The current Minors' Property Act (Alberta) ("MPA") came into force in Alberta on January 1, 2005. Our experience with clients suggests that it might be a good time to review the settlement procedure set forth under the Act. We are aware that some clients have or are using forms created for the "small obligations" provisions under the Act in settlements for small amounts (less than $5,000) to avoid obtaining a court ordered settlement. What follows is a refresher on settlement in the context of the MPA.
The MPA makes clear under s. 4(3) that "a settlement of a minor’s claim is binding on the minor only if the settlement is confirmed under subsection (2)." In our view there is no language in the MPA that could lead to the conclusion that the "small obligations" section creates an exception to the clear language in section 4(3). The only relationship between section 4 of the Act and the "small obligations" section is that section 4(4)(c) permits the court a discretion to order payment of the settlement amounts to whomever it sees fit (e.g. the minor) if the amount is less than the amount specified in the Regulation (currently $5,000).
Where clients elect to use a procedure other than specified under s. 4, such as the "small obligations" procedure or a release and discontinuance, they should do so with the understanding that the potential remains that the minor could in future bring a further or additional claim.
Unfortunately, the MPA does not account for the possibility that settlement will occur without involvement of the court. We recognize that this puts our clients in a difficult position as not every settlement merits legal involvement.

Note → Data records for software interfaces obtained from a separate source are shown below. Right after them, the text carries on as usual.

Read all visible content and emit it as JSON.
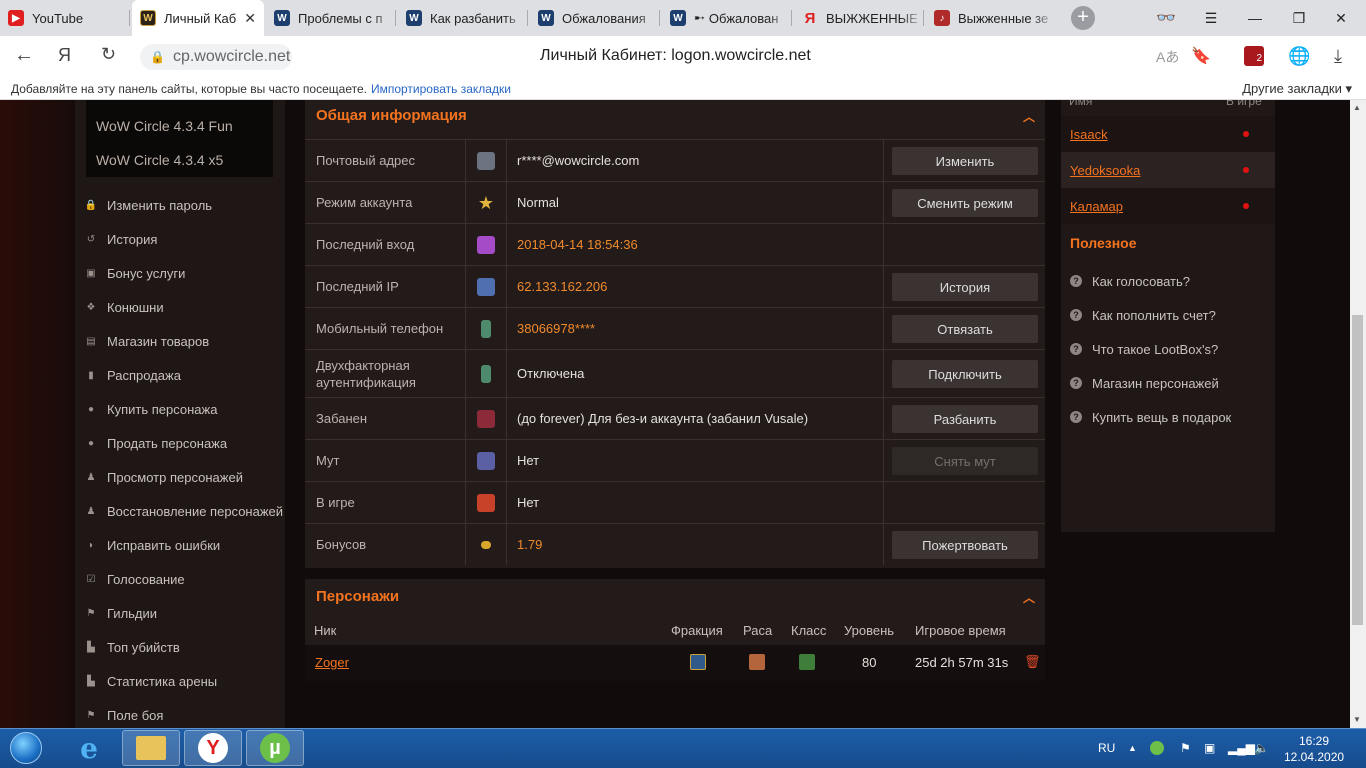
{
  "browser": {
    "tabs": [
      {
        "label": "YouTube",
        "icon": "youtube-icon"
      },
      {
        "label": "Личный Каб",
        "icon": "wowcircle-icon",
        "active": true
      },
      {
        "label": "Проблемы с п",
        "icon": "wow-icon"
      },
      {
        "label": "Как разбанить",
        "icon": "wow-icon"
      },
      {
        "label": "Обжалования",
        "icon": "wow-icon"
      },
      {
        "label": "Обжалован",
        "icon": "wow-icon"
      },
      {
        "label": "ВЫЖЖЕННЫЕ",
        "icon": "yandex-icon"
      },
      {
        "label": "Выжженные зе",
        "icon": "guitar-icon"
      }
    ],
    "url": "cp.wowcircle.net",
    "page_title": "Личный Кабинет: logon.wowcircle.net",
    "bookmarks_hint": "Добавляйте на эту панель сайты, которые вы часто посещаете.",
    "import_bookmarks": "Импортировать закладки",
    "other_bookmarks": "Другие закладки",
    "ext_badge": "2"
  },
  "left_menu": {
    "dropdown": [
      "WoW Circle 4.3.4 Fun",
      "WoW Circle 4.3.4 x5"
    ],
    "items": [
      {
        "label": "Изменить пароль",
        "icon": "lock-icon"
      },
      {
        "label": "История",
        "icon": "history-icon"
      },
      {
        "label": "Бонус услуги",
        "icon": "gift-icon"
      },
      {
        "label": "Конюшни",
        "icon": "paw-icon"
      },
      {
        "label": "Магазин товаров",
        "icon": "cart-icon"
      },
      {
        "label": "Распродажа",
        "icon": "bookmark-icon"
      },
      {
        "label": "Купить персонажа",
        "icon": "user-icon"
      },
      {
        "label": "Продать персонажа",
        "icon": "user-icon"
      },
      {
        "label": "Просмотр персонажей",
        "icon": "person-icon"
      },
      {
        "label": "Восстановление персонажей",
        "icon": "person-icon"
      },
      {
        "label": "Исправить ошибки",
        "icon": "shield-icon"
      },
      {
        "label": "Голосование",
        "icon": "checkbox-icon"
      },
      {
        "label": "Гильдии",
        "icon": "flag-icon"
      },
      {
        "label": "Топ убийств",
        "icon": "chart-icon"
      },
      {
        "label": "Статистика арены",
        "icon": "chart-icon"
      },
      {
        "label": "Поле боя",
        "icon": "flag-icon"
      }
    ]
  },
  "general_info": {
    "title": "Общая информация",
    "rows": [
      {
        "label": "Почтовый адрес",
        "value": "r****@wowcircle.com",
        "button": "Изменить",
        "icon_color": "#6b7280"
      },
      {
        "label": "Режим аккаунта",
        "value": "Normal",
        "button": "Сменить режим",
        "icon_color": "#e2b43b"
      },
      {
        "label": "Последний вход",
        "value": "2018-04-14 18:54:36",
        "button": "",
        "icon_color": "#a64bc8"
      },
      {
        "label": "Последний IP",
        "value": "62.133.162.206",
        "button": "История",
        "icon_color": "#4f6fb0"
      },
      {
        "label": "Мобильный телефон",
        "value": "38066978****",
        "button": "Отвязать",
        "icon_color": "#4e8a6c"
      },
      {
        "label": "Двухфакторная аутентификация",
        "value": "Отключена",
        "button": "Подключить",
        "icon_color": "#4e8a6c"
      },
      {
        "label": "Забанен",
        "value": "(до forever) Для без-и аккаунта (забанил Vusale)",
        "button": "Разбанить",
        "icon_color": "#8c2a3a"
      },
      {
        "label": "Мут",
        "value": "Нет",
        "button": "Снять мут",
        "icon_color": "#5b5fa3"
      },
      {
        "label": "В игре",
        "value": "Нет",
        "button": "",
        "icon_color": "#c8422a"
      },
      {
        "label": "Бонусов",
        "value": "1.79",
        "button": "Пожертвовать",
        "icon_color": "#d9a52a"
      }
    ]
  },
  "characters": {
    "title": "Персонажи",
    "columns": [
      "Ник",
      "Фракция",
      "Раса",
      "Класс",
      "Уровень",
      "Игровое время"
    ],
    "rows": [
      {
        "name": "Zoger",
        "level": "80",
        "played": "25d 2h 57m 31s"
      }
    ]
  },
  "right": {
    "friends_header": [
      "Имя",
      "В игре"
    ],
    "friends": [
      "Isaack",
      "Yedoksooka",
      "Каламар"
    ],
    "useful_title": "Полезное",
    "useful": [
      "Как голосовать?",
      "Как пополнить счет?",
      "Что такое LootBox's?",
      "Магазин персонажей",
      "Купить вещь в подарок"
    ]
  },
  "taskbar": {
    "lang": "RU",
    "time": "16:29",
    "date": "12.04.2020"
  }
}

We also appreciate that our clients are sophisticated at assessing risk and can make the determination as to what risk to accept.
Given that we have all been working with the MPA since 2005 we thought it would be a good idea to remind our clients that routinely used settlement procedures may not provide an enforceable release.